"We've spent months explaining to management why experienced nurses are a necessary part of patient care at Sharp," Sharp Grossmont nurse Christina Magnuson said in a prepared statement released to 10News. "Unfortunately, management refuses to acknowledge how turnover is impacting the working conditions of the nurses who remain. While they claim turnover rates are lower than average, they miss the underlying point that Sharp is bleeding nurses and why it matters."
Ninety-eight percent of the more than 2,200 registered nurses who voted favored authorizing a strike. The union, Sharp Professional Nurses Network, must provide Sharp with a 10-day notice before nurses walk off the job in order to allow the company to train its backup nurses.
Sharp told 10News that it has enough backup nurses from local temporary staffing agencies to fill the void left by striking nurses, should it happen.
"Sharp HeathCare is disappointed that the nurse union (SPNN/UNAC) has voted to authorize a strike at Sharp hospitals, rather than accept the generous economic proposal that was offered," read a statement released by the company. "Sharp is hopeful that both parties will come to a contract agreement before a strike notice is given or a strike commences."
Negotiations over a new contract have been ongoing since July.
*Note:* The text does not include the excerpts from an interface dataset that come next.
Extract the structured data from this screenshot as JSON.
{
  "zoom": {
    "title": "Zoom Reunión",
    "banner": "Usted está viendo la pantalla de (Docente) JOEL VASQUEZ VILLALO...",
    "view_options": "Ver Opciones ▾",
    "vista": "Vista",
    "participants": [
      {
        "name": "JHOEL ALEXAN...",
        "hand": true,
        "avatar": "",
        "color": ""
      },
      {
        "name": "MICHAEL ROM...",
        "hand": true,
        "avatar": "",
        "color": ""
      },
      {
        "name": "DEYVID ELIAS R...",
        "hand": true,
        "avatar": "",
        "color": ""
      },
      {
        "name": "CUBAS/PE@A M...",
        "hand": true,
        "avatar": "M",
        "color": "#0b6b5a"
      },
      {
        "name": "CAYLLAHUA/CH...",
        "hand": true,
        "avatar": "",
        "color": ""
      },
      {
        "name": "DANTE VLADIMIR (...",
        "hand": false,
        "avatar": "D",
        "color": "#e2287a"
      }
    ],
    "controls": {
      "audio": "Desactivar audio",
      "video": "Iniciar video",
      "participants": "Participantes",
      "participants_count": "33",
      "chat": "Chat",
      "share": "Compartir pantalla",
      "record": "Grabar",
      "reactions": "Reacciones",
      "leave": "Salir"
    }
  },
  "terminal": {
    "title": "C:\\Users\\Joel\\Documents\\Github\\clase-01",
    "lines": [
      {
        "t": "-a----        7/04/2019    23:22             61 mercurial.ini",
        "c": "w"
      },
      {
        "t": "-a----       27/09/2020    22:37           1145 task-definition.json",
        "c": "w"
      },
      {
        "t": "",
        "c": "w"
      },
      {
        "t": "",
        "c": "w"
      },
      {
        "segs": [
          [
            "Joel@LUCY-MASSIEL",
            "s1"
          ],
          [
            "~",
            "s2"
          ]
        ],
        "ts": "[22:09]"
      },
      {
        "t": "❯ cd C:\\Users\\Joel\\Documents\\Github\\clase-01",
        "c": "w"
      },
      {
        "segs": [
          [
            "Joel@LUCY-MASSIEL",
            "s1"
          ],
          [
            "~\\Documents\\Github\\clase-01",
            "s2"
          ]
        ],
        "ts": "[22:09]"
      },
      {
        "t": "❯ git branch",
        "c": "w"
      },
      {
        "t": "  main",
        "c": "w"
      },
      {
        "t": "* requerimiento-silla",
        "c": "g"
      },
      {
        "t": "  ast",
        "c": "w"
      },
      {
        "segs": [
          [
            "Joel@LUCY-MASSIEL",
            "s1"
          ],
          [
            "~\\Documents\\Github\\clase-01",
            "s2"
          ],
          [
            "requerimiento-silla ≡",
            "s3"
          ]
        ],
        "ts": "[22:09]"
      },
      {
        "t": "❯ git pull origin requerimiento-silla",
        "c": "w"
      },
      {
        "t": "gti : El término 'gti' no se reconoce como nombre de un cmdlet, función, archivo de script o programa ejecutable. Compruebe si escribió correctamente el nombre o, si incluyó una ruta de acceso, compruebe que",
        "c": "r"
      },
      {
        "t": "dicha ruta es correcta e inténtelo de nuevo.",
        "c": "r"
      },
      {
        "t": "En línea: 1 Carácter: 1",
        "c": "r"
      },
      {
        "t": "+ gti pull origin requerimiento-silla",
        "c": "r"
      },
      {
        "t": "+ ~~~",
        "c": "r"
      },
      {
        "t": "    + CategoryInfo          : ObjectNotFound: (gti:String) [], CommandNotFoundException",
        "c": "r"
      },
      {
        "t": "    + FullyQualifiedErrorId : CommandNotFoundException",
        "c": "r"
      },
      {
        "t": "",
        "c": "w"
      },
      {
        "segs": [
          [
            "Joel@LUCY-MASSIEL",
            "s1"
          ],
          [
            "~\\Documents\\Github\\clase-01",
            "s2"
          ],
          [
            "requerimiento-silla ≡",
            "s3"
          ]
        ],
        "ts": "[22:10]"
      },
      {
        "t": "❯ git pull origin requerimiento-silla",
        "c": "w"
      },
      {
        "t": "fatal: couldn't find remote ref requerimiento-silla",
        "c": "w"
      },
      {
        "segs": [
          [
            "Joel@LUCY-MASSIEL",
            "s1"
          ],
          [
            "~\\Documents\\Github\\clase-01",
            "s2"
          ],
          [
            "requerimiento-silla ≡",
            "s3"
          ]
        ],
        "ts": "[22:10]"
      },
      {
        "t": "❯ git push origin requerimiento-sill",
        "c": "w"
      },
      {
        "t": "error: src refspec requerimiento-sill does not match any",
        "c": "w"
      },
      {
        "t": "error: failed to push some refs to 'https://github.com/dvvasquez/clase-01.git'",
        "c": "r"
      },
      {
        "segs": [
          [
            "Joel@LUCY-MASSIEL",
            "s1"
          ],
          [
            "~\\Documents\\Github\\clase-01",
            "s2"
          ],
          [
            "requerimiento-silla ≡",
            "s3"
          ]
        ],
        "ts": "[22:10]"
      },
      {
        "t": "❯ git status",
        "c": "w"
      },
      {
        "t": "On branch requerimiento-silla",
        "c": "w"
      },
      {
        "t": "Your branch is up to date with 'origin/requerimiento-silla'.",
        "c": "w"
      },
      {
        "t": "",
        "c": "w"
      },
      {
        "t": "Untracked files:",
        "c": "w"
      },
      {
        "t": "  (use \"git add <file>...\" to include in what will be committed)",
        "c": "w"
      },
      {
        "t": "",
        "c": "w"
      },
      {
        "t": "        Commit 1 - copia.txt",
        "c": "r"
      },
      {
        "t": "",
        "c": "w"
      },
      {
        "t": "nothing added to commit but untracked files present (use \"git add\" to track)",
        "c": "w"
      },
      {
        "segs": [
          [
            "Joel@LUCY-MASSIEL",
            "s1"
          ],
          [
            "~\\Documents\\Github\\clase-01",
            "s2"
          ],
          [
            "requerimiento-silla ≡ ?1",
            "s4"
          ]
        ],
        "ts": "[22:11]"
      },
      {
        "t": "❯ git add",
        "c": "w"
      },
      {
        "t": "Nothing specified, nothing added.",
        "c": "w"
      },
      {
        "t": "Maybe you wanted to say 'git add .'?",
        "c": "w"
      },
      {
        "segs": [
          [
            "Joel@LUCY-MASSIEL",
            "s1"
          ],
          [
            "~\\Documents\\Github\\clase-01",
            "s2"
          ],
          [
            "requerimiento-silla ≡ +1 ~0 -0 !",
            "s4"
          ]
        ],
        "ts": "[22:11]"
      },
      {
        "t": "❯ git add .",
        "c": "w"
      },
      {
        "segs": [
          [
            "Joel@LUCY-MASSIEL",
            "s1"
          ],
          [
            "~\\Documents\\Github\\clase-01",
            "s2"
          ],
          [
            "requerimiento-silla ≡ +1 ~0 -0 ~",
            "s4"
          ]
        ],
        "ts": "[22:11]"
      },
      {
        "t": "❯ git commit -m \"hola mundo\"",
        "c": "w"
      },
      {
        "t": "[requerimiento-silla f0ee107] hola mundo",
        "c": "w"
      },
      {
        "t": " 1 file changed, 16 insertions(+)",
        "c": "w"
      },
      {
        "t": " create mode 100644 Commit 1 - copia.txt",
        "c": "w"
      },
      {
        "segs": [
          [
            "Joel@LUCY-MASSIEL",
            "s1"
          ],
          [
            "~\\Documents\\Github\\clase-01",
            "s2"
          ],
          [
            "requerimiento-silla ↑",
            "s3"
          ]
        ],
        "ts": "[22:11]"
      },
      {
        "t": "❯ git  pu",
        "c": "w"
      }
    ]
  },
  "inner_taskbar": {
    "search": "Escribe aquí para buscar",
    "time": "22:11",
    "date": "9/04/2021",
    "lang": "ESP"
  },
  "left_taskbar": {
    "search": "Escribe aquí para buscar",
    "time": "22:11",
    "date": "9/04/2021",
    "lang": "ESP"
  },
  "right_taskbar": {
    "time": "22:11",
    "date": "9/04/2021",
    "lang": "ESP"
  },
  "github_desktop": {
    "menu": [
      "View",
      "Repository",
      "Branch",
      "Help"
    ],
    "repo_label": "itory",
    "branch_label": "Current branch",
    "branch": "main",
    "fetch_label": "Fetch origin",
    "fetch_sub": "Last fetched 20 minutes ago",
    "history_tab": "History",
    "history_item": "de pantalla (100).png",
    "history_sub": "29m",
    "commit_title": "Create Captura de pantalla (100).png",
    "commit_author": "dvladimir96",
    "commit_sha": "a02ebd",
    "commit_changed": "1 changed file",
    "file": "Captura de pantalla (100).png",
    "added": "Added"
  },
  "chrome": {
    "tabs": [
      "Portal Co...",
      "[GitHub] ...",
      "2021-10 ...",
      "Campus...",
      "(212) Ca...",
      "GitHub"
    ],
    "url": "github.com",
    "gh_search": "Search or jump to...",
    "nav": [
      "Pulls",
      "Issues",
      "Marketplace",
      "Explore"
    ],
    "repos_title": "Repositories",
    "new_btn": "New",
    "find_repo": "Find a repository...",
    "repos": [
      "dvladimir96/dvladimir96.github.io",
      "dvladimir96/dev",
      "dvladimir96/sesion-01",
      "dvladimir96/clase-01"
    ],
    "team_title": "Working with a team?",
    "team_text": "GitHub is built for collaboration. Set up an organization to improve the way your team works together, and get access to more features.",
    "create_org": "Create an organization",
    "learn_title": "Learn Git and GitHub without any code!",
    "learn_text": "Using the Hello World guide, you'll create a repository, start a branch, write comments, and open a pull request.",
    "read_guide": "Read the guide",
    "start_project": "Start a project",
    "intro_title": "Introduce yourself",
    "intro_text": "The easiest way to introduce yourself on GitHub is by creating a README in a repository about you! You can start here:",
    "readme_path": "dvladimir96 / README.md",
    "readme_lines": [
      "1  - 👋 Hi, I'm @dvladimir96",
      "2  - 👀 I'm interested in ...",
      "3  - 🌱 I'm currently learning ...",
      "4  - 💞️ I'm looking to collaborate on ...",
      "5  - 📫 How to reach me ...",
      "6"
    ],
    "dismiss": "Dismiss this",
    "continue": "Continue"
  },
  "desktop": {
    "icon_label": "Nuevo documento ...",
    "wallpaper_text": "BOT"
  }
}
Sharp operates four hospitals in San Diego County. It employs about 17,000 people.
In late October the union rejected Sharp’s latest offer, which consisted of a pay increase of 16 to 26 percent over the span of three years. At the time, a Sharp spokesperson told 10News it had already instituted a seven percent raise across the board to its nurses, who are currently working without a contract.